### Requirement
Will you give every entry again exactly as it stands?

### Input records
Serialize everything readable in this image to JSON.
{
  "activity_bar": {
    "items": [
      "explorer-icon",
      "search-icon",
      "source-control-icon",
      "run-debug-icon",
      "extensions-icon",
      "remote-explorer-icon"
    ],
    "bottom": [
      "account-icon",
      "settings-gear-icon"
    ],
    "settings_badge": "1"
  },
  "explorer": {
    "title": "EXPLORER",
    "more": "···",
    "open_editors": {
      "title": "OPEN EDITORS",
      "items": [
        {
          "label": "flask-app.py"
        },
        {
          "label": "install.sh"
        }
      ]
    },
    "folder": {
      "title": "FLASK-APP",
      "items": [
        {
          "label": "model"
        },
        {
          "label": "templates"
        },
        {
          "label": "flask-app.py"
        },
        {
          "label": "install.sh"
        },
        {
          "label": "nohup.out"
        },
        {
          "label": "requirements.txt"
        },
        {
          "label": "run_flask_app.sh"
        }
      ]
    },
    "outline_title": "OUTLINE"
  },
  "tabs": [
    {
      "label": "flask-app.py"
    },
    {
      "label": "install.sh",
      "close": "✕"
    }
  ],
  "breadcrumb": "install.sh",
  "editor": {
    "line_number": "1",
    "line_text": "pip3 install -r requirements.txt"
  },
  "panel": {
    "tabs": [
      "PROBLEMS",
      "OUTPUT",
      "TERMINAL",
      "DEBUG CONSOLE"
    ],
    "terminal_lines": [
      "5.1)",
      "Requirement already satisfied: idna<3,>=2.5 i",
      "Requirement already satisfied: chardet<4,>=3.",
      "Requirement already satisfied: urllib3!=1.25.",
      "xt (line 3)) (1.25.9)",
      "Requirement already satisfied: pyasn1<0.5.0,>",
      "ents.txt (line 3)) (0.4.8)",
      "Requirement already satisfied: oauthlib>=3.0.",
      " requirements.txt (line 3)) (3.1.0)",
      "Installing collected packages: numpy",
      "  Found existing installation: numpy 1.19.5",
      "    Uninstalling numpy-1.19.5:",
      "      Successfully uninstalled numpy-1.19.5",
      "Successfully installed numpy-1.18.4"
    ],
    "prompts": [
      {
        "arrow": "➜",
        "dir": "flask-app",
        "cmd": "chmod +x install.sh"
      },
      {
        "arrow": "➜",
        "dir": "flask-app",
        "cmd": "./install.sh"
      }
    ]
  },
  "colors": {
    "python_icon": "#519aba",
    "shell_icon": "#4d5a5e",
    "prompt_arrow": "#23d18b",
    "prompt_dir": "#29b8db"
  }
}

### Result of the exercise
Serialize everything readable in this image to JSON.
{
  "activity_bar": {
    "items": [
      "explorer-icon",
      "search-icon",
      "source-control-icon",
      "run-debug-icon",
      "extensions-icon",
      "remote-explorer-icon"
    ],
    "bottom": [
      "account-icon",
      "settings-gear-icon"
    ],
    "settings_badge": "1"
  },
  "explorer": {
    "title": "EXPLORER",
    "more": "···",
    "open_editors": {
      "title": "OPEN EDITORS",
      "items": [
        {
          "label": "flask-app.py"
        },
        {
          "label": "install.sh"
        }
      ]
    },
    "folder": {
      "title": "FLASK-APP",
      "items": [
        {
          "label": "model"
        },
        {
          "label": "templates"
        },
        {
          "label": "flask-app.py"
        },
        {
          "label": "install.sh"
        },
        {
          "label": "nohup.out"
        },
        {
          "label": "requirements.txt"
        },
        {
          "label": "run_flask_app.sh"
        }
      ]
    },
    "outline_title": "OUTLINE"
  },
  "tabs": [
    {
      "label": "flask-app.py"
    },
    {
      "label": "install.sh",
      "close": "✕"
    }
  ],
  "breadcrumb": "install.sh",
  "editor": {
    "line_number": "1",
    "line_text": "pip3 install -r requirements.txt"
  },
  "panel": {
    "tabs": [
      "PROBLEMS",
      "OUTPUT",
      "TERMINAL",
      "DEBUG CONSOLE"
    ],
    "terminal_lines": [
      "5.1)",
      "Requirement already satisfied: idna<3,>=2.5 i",
      "Requirement already satisfied: chardet<4,>=3.",
      "Requirement already satisfied: urllib3!=1.25.",
      "xt (line 3)) (1.25.9)",
      "Requirement already satisfied: pyasn1<0.5.0,>",
      "ents.txt (line 3)) (0.4.8)",
      "Requirement already satisfied: oauthlib>=3.0.",
      " requirements.txt (line 3)) (3.1.0)",
      "Installing collected packages: numpy",
      "  Found existing installation: numpy 1.19.5",
      "    Uninstalling numpy-1.19.5:",
      "      Successfully uninstalled numpy-1.19.5",
      "Successfully installed numpy-1.18.4"
    ],
    "prompts": [
      {
        "arrow": "➜",
        "dir": "flask-app",
        "cmd": "chmod +x install.sh"
      },
      {
        "arrow": "➜",
        "dir": "flask-app",
        "cmd": "./install.sh"
      }
    ]
  },
  "colors": {
    "python_icon": "#519aba",
    "shell_icon": "#4d5a5e",
    "prompt_arrow": "#23d18b",
    "prompt_dir": "#29b8db"
  }
}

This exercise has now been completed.